PROBLEM DETAILS:
Would you write out the entries again, exactly as they are, but without images?

MATERIAL FOR THIS EXERCISE:

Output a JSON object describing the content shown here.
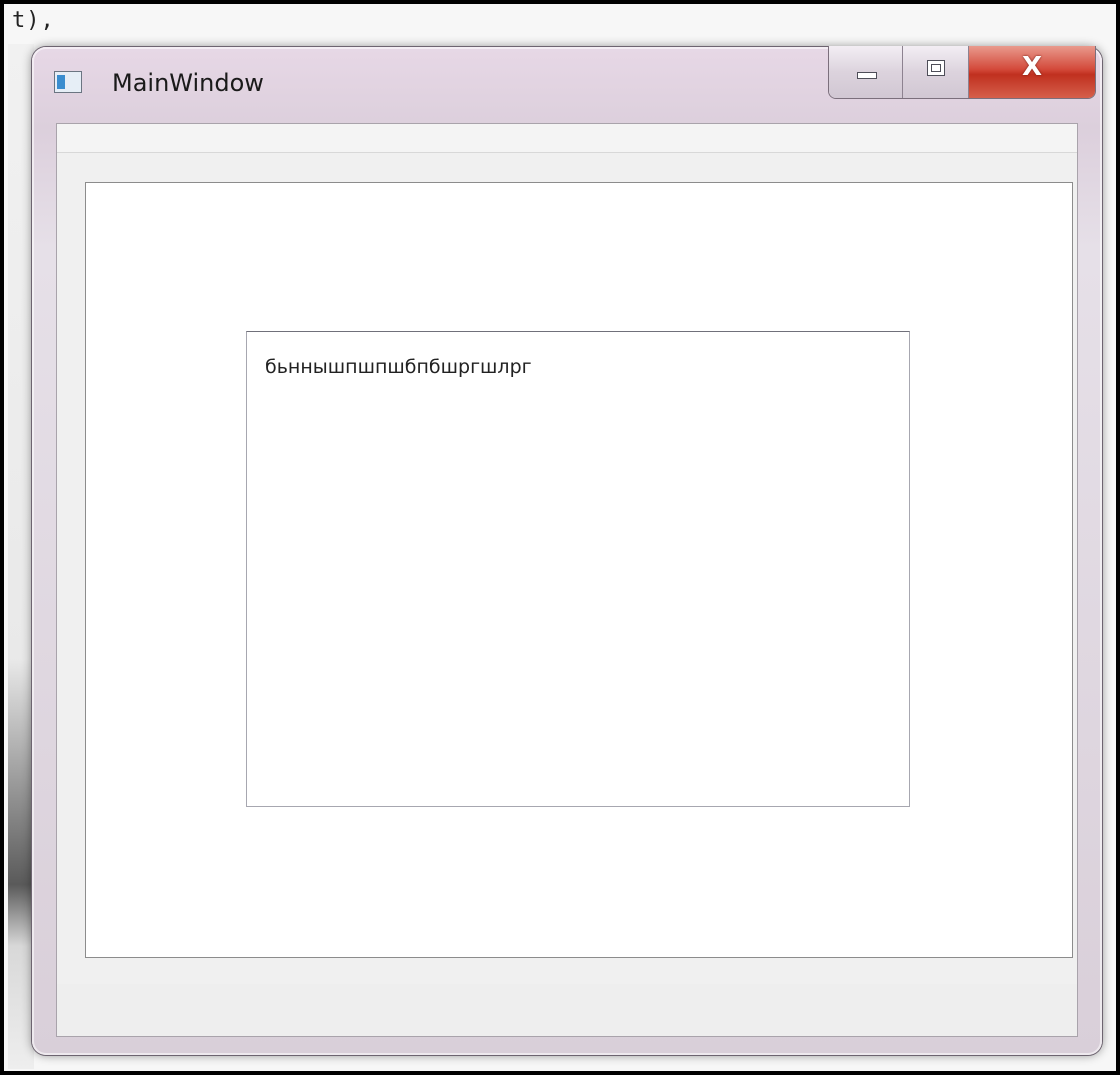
{
  "background": {
    "code_fragment": "t),"
  },
  "window": {
    "title": "MainWindow",
    "icon": "app-window-icon",
    "caption_buttons": {
      "minimize_icon": "minimize-icon",
      "maximize_icon": "maximize-icon",
      "close_icon": "close-icon",
      "close_glyph": "X"
    }
  },
  "text_edit": {
    "content": "бьннышпшпшбпбшргшлрг"
  },
  "colors": {
    "close_button": "#c9402f",
    "title_bar": "#e2d6e2",
    "client_bg": "#f0f0f0"
  }
}
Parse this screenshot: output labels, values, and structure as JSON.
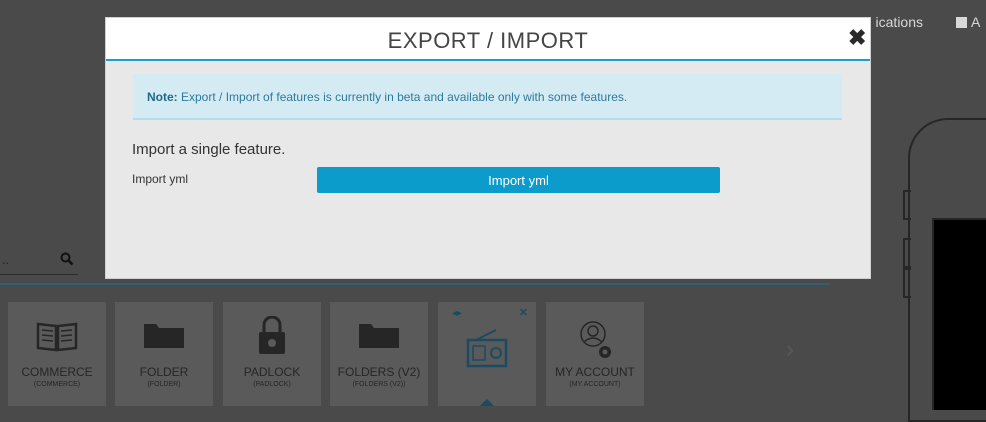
{
  "background": {
    "header": {
      "notifications_text": "ications",
      "account_text": "A"
    },
    "search": {
      "placeholder_fragment": "..",
      "icon": "search-icon"
    },
    "tiles": [
      {
        "label": "COMMERCE",
        "sub": "(COMMERCE)",
        "icon": "book-icon"
      },
      {
        "label": "FOLDER",
        "sub": "(FOLDER)",
        "icon": "folder-icon"
      },
      {
        "label": "PADLOCK",
        "sub": "(PADLOCK)",
        "icon": "padlock-icon"
      },
      {
        "label": "FOLDERS (V2)",
        "sub": "(FOLDERS (V2))",
        "icon": "folder-icon"
      },
      {
        "label": "",
        "sub": "",
        "icon": "radio-icon"
      },
      {
        "label": "MY ACCOUNT",
        "sub": "(MY ACCOUNT)",
        "icon": "account-settings-icon"
      }
    ],
    "next_glyph": "›"
  },
  "modal": {
    "title": "EXPORT / IMPORT",
    "close_glyph": "✖",
    "note": {
      "label": "Note:",
      "text": " Export / Import of features is currently in beta and available only with some features."
    },
    "section_title": "Import a single feature.",
    "field_label": "Import yml",
    "import_button_label": "Import yml"
  },
  "colors": {
    "accent": "#0b9ccc",
    "header_underline": "#1aa0c8",
    "note_bg": "#d4ebf3",
    "note_text": "#2e7a9c",
    "overlay_bg": "#4a4a4a"
  }
}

ANSWER SPACE:
Output a JSON object describing the content shown here.
{
  "background": {
    "code_fragment": "t),"
  },
  "window": {
    "title": "MainWindow",
    "icon": "app-window-icon",
    "caption_buttons": {
      "minimize_icon": "minimize-icon",
      "maximize_icon": "maximize-icon",
      "close_icon": "close-icon",
      "close_glyph": "X"
    }
  },
  "text_edit": {
    "content": "бьннышпшпшбпбшргшлрг"
  },
  "colors": {
    "close_button": "#c9402f",
    "title_bar": "#e2d6e2",
    "client_bg": "#f0f0f0"
  }
}
Parse this screenshot: output labels, values, and structure as JSON.
{
  "background": {
    "header": {
      "notifications_text": "ications",
      "account_text": "A"
    },
    "search": {
      "placeholder_fragment": "..",
      "icon": "search-icon"
    },
    "tiles": [
      {
        "label": "COMMERCE",
        "sub": "(COMMERCE)",
        "icon": "book-icon"
      },
      {
        "label": "FOLDER",
        "sub": "(FOLDER)",
        "icon": "folder-icon"
      },
      {
        "label": "PADLOCK",
        "sub": "(PADLOCK)",
        "icon": "padlock-icon"
      },
      {
        "label": "FOLDERS (V2)",
        "sub": "(FOLDERS (V2))",
        "icon": "folder-icon"
      },
      {
        "label": "",
        "sub": "",
        "icon": "radio-icon"
      },
      {
        "label": "MY ACCOUNT",
        "sub": "(MY ACCOUNT)",
        "icon": "account-settings-icon"
      }
    ],
    "next_glyph": "›"
  },
  "modal": {
    "title": "EXPORT / IMPORT",
    "close_glyph": "✖",
    "note": {
      "label": "Note:",
      "text": " Export / Import of features is currently in beta and available only with some features."
    },
    "section_title": "Import a single feature.",
    "field_label": "Import yml",
    "import_button_label": "Import yml"
  },
  "colors": {
    "accent": "#0b9ccc",
    "header_underline": "#1aa0c8",
    "note_bg": "#d4ebf3",
    "note_text": "#2e7a9c",
    "overlay_bg": "#4a4a4a"
  }
}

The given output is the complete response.